The US raid on Abbottabad last month that killed Osama bin Laden, and the killing of Al Qaeda commander Ilyas Kashmiri shortly after that, were spectacular “counter-terrorism” successes of the kind that Biden, and many other Americans, continue to advocate.
As Bruce Reidel, a retired C.I.A. officer who conducted Mr. Obama’s first review of strategy in the region, told The New York Times: what the bin Laden raid in Abbottabad “demonstrated more vividly than ever is that we need a base to strike targets in Pakistan, and the geography is simple: You need to do that from Afghanistan.”

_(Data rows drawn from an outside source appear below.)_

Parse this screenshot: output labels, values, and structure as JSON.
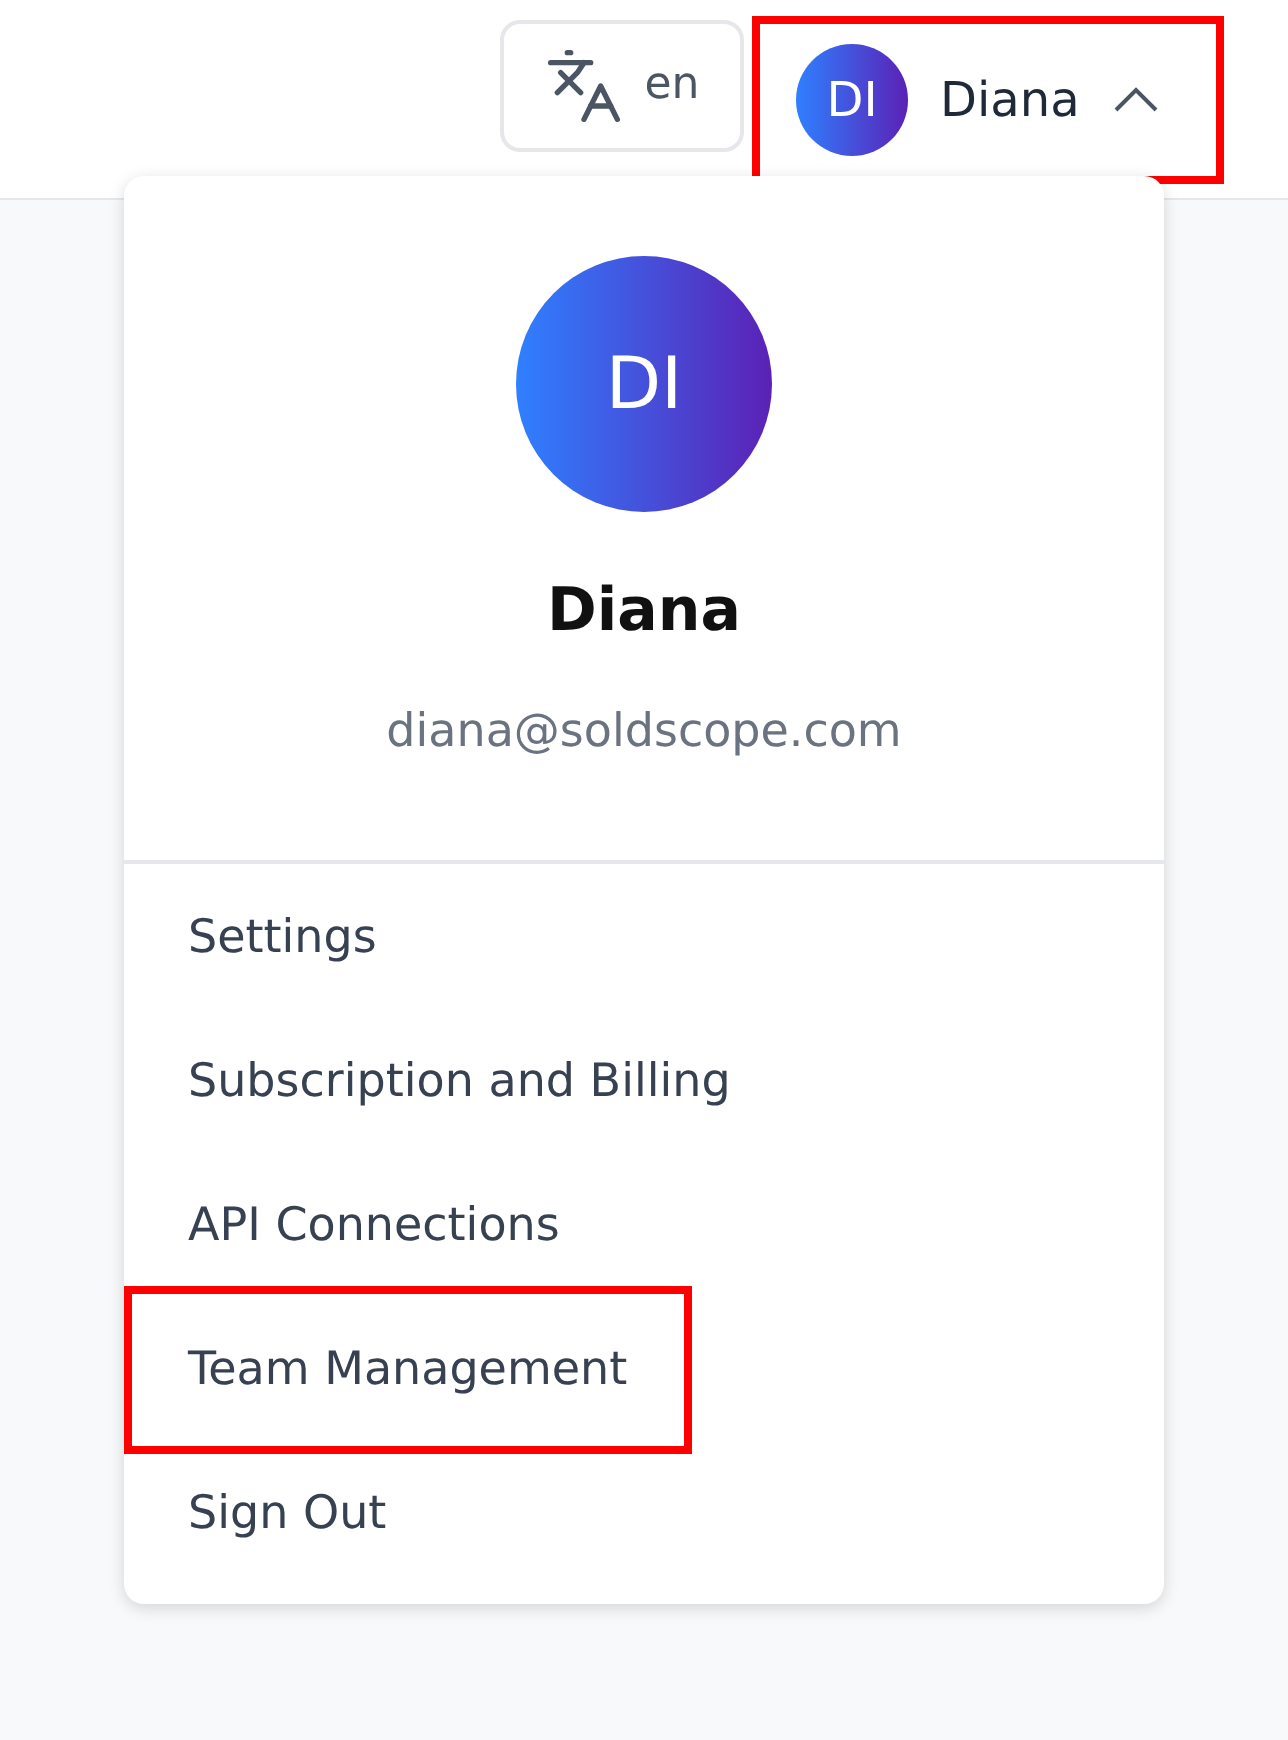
{
  "language_button": {
    "label": "en"
  },
  "user_button": {
    "initials": "DI",
    "name": "Diana",
    "expanded": true,
    "highlighted": true
  },
  "dropdown": {
    "initials": "DI",
    "name": "Diana",
    "email": "diana@soldscope.com",
    "items": [
      {
        "label": "Settings",
        "highlighted": false
      },
      {
        "label": "Subscription and Billing",
        "highlighted": false
      },
      {
        "label": "API Connections",
        "highlighted": false
      },
      {
        "label": "Team Management",
        "highlighted": true
      },
      {
        "label": "Sign Out",
        "highlighted": false
      }
    ]
  }
}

Now US President Barack Obama, riding on the euphoria of these operations and with an eye on re-election by a war-weary electorate in 2012, has moved decisively towards a counter-terrorism strategy. Overruling his Afghanistan military commander General David Petraeus, who had argued for a token withdrawal of about 5000 soldiers in 2011, Obama has announced a markedly sharper cut of 10,000 troops this year and another 23,000 by the end of next summer. That would still leave 64,000 US soldiers in Afghanistan; those numbers would gradually reduce in the lead-up to 2014, when security responsibility would be handed over to Afghan forces. How many American soldiers would be permitted beyond 2014 would be decided in the ongoing “strategic alliance” negotiations.
Meanwhile, other members of the NATO coalition are bound to follow the American lead. The United Kingdom, with about 10,000 soldiers in Afghanistan, is pulling out 450 soldiers this summer, and has announced that all British combat troops would be withdrawn from Afghanistan by 2015. France has also announced a withdrawal that parallels America’s.
Their place will be taken by Afghanistan’s fledgling security forces --- the Afghan National Army (ANA); and the Afghan National Police (ANP) --- which coalition members are training. ANA and ANP numbers have swelled to 296,000, of which 100,000 have been added in just the last six months. There are serious questions over their capability. Just one recruit in ten is literate and desertion rates remain worrying, though increased salaries have brought them down somewhat.
Critical to the American vision for Afghanistan is the reconciliation process with the Taliban. A long-term US presence is anathema to the Taliban; a US drawdown, alongside the failure of reconciliation, could well result in the effective Balkanisation of Afghanistan, with the Taliban controlling southern Afghanistan and the remaining US forces militarily propping up Karzai’s (or a successor’s) government in northern Afghanistan. At least one prominent American thinker, former US Ambassador to India, Robert Blackwill, has foreseen the de facto division of Afghanistan, with US drone and Special Forces strikes being conducted from northern Afghanistan into the south and into Pakistan.
For Pakistan, the US drawdown is ominous since Washington’s reduced dependence on Pakistan will allow more effective arm-twisting of Islamabad. As senior US officials have briefed New Delhi, the dependence on Pakistan for logistical routes has already come down thanks to Russia’s cooperation in expanding the Northern Distribution Network (NDN). This involves landing US supplies in Baltic Sea ports and then transporting them to Afghanistan through Russia and the Central Asian countries over a 3,200-mile railway. Even though the NDN is four times as expensive as the comparatively straightforward route through Pakistan, it already accounts for half of America’s logistical requirements in Afghanistan. Any reduction in the American presence will further decrease Pakistan’s leverage.